02/24 - Distance From KazNU to UNL Continues to Shrink
The distance separating Almaty, Kazakhstan and Lincoln, Nebraska – some 6,500 miles – continues to shrink thanks to a burgeoning partnership in water sciences nurtured by researchers on both continents.
Last September, Dan Snow, director of the Nebraska Water Center’s Water Sciences Laboratory (WSL), and Alan Kolok, a biology professor at the University of Nebraska, Omaha and director of the Nebraska Watershed Network, traveled to Kazakhstan to share a little of what they have learned about biology and chemistry in a nine-day ecotoxicology workshop at Al-Farabi Kazakh National University, affectionately known as Al-Farabi KazNU.

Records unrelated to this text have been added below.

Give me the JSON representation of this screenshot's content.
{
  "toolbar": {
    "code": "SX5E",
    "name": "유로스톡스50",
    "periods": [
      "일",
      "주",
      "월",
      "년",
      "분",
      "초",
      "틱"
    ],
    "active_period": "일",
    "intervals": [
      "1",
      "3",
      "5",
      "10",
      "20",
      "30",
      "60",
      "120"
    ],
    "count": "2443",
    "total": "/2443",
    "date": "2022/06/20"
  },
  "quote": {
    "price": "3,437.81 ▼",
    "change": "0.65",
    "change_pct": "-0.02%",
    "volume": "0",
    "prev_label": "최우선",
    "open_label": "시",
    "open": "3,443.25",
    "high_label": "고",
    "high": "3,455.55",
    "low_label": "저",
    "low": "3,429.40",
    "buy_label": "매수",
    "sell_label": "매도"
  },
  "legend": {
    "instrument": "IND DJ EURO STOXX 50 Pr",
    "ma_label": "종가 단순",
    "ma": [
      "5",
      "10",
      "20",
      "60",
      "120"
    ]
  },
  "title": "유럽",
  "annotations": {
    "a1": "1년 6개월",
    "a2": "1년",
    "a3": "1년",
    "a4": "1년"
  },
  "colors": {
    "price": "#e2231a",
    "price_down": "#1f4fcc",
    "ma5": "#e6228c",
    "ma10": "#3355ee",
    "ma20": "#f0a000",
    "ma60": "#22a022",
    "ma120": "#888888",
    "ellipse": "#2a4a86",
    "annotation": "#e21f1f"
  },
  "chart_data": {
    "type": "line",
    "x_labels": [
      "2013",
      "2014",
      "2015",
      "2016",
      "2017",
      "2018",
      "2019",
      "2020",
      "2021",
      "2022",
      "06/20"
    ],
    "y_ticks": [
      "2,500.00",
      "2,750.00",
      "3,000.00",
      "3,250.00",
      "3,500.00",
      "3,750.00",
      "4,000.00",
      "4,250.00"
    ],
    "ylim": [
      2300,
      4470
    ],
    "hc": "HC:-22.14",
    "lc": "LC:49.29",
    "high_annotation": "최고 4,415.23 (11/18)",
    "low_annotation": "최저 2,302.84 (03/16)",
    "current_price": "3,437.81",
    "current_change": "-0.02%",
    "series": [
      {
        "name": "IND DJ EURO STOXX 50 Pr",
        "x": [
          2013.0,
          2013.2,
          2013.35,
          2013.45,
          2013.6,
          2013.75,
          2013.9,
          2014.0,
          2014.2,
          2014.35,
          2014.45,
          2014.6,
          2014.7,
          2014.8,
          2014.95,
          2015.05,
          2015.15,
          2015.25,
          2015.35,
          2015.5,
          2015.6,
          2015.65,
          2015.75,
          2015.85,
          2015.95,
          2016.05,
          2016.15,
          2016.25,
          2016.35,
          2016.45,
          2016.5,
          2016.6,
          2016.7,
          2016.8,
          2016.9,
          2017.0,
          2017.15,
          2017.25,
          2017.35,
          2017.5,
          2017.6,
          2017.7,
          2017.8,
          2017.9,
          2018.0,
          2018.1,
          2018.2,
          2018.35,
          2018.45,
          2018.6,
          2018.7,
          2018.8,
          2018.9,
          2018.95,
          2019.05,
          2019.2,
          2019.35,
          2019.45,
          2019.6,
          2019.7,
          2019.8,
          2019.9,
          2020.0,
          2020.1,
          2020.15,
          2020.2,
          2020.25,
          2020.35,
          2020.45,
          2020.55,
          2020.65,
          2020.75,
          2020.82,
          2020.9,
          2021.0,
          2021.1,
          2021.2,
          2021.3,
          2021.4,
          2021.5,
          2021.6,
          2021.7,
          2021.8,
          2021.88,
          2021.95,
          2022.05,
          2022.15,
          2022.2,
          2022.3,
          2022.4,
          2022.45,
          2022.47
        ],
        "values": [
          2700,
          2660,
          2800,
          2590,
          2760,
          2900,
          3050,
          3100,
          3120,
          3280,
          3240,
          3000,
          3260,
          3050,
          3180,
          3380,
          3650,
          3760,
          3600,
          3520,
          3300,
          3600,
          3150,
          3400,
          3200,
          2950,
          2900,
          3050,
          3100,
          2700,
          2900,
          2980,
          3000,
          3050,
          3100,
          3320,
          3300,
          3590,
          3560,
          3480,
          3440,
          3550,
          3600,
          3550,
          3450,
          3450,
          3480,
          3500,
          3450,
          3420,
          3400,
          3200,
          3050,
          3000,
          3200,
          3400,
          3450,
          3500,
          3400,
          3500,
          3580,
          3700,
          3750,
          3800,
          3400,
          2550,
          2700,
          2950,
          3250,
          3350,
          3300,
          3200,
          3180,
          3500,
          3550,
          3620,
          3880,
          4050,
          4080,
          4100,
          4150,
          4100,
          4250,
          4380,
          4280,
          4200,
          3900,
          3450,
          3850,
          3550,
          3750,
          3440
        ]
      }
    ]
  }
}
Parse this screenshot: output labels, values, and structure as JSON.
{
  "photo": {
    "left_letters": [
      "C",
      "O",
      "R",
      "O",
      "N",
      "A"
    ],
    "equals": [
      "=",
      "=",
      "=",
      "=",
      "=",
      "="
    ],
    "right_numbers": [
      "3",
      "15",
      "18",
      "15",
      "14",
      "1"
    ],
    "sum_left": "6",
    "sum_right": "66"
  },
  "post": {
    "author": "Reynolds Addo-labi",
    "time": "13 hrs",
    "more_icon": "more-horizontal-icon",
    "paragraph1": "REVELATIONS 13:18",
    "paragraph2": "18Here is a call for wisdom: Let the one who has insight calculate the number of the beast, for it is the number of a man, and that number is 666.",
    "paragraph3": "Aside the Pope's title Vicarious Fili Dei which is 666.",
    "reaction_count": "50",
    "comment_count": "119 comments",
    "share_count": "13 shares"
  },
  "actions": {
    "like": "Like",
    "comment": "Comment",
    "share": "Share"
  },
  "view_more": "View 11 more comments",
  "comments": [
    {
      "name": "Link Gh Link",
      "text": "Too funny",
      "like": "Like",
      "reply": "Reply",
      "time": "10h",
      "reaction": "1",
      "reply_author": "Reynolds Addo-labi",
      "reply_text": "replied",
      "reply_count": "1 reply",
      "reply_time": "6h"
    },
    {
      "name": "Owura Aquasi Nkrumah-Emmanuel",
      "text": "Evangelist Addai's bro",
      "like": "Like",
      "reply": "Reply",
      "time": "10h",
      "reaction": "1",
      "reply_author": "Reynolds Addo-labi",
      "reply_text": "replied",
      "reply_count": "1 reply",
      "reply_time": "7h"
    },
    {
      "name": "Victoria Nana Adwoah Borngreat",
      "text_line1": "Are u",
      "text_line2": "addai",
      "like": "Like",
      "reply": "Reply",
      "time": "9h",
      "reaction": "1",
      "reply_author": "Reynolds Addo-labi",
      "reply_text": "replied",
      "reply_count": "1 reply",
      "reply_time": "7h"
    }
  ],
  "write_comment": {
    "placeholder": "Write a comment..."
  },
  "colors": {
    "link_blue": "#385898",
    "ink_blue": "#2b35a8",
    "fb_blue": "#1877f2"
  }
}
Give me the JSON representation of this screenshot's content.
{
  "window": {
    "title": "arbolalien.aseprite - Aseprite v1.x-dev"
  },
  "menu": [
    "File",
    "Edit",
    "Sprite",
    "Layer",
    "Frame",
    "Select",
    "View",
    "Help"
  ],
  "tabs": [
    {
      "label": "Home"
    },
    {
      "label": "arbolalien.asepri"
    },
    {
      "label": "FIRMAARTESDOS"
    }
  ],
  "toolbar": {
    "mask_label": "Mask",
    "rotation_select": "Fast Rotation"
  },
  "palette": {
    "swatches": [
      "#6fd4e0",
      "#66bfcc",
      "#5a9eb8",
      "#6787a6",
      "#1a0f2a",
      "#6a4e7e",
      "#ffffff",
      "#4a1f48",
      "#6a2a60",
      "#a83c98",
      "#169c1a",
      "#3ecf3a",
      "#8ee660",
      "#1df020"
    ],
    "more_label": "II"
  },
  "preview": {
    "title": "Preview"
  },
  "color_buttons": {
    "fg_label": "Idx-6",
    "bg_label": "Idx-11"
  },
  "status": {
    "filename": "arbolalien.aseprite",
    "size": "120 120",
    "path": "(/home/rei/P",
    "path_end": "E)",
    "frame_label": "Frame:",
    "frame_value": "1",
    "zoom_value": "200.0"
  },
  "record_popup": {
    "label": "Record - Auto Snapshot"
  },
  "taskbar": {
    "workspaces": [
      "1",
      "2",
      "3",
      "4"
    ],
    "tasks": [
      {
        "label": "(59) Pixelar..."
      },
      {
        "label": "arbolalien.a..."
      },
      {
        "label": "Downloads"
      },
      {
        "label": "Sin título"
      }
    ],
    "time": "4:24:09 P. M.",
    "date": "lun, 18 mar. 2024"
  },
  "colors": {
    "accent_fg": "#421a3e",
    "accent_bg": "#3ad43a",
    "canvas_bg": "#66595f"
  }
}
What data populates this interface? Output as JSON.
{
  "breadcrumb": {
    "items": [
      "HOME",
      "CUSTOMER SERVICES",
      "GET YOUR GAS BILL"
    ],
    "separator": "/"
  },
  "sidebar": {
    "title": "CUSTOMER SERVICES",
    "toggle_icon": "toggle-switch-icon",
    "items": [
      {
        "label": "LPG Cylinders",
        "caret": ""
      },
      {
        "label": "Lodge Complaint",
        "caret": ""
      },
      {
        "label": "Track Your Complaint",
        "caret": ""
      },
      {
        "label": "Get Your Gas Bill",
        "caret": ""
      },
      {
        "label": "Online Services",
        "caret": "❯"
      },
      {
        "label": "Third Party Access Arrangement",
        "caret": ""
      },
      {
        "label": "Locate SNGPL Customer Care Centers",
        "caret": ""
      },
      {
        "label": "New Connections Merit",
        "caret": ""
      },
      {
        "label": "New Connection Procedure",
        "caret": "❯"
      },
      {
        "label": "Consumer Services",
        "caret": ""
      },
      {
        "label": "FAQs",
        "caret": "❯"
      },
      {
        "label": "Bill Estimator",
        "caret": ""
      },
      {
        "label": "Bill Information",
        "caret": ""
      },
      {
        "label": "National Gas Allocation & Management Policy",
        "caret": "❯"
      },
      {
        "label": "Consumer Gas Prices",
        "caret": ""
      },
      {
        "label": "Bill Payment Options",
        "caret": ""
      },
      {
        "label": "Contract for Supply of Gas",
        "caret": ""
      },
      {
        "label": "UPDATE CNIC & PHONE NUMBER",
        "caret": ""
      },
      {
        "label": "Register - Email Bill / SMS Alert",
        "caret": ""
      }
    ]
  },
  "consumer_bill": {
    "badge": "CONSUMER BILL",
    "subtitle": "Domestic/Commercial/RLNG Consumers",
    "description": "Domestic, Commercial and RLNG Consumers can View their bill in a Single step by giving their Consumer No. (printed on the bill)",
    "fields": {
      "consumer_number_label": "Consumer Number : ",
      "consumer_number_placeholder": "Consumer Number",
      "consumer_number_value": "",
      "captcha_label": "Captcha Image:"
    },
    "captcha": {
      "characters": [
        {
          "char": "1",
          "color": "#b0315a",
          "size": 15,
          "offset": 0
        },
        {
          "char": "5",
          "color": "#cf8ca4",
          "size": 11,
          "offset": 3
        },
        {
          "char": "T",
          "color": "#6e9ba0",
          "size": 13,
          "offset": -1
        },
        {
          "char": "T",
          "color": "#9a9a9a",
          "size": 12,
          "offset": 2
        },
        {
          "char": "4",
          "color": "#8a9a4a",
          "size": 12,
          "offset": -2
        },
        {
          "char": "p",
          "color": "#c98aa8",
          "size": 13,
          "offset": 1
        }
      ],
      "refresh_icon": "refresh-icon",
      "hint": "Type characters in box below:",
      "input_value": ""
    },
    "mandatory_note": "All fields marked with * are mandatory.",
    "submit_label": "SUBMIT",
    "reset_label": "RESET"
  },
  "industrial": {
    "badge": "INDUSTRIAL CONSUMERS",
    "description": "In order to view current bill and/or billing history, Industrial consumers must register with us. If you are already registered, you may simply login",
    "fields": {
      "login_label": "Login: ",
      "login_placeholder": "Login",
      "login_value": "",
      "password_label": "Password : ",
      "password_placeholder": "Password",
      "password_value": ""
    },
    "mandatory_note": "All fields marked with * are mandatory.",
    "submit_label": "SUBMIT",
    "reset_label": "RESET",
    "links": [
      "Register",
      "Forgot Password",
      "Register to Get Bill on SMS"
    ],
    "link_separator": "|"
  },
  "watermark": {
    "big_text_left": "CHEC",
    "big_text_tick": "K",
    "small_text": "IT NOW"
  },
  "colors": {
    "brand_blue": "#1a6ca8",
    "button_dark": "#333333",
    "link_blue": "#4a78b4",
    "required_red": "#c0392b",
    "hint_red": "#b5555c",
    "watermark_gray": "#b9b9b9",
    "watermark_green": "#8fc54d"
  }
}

To build on that momentum, Al-Farabi KazNU chemistry graduate students Zhandos Shalabayev and Samgat Nugmanov spent 10 days at UNL in February, learning about the similarities and differences between river basins in Kazakhstan and Nebraska. In the fall 2014 issue of the Nebraska Water Center’s Water Current newsletter, Snow and Kolok wrote how “Both regions face enormous and complex water quality issues…across wide geographies that can dramatically vary over time.”
As the world’s largest landlocked country – its span east to west equals that of New York to Los Angeles – Kazakhstan is also a leading producer of uranium ore. Nebraska too is a large, landlocked area that, like Kazakhstan, has its own uranium deposits and is impacted by uranium weathered and transported from large deposits in the Rocky Mountains. Though the element occurs naturally and is found everywhere in small amounts, elevated levels due to activities like mining can pose significant health risks, most notably to kidneys.
Because Kazakhstan’s contamination is historically more pronounced and the resources to deal with it more limited, the impetus to collaborate is greater, says Shalabayev.
“Our primary goal is to visit the WSL and introduce opportunities and increase collaboration between the USA and Kazakhstan.” His dissertation will focus on the evolution of radionuclides contamination in southern Kazakhstan.
For his part, Nugmanov is examining how to purify water contaminated with elevated amounts of metals like copper, tin and zinc. “My goal is to create a water quality filter using glauconite.” Nugmanov hopes to use glauconite as a “Brita filter” to purify water used in uranium mining.
Fittingly, the duo was also able to visit some of Lincoln’s noted tourist destinations. “We went to the Nebraska State Capitol and saw the big bison at a park.” Because ice is rarely used in Kazakhstan, they also were “amazed” to be served ice water at a local Chinese restaurant.
Overall, Shalabayev says, they will leave with a good impression of Lincoln and its people: “It is a very good city. The local people are very kind, sincere and friendly.”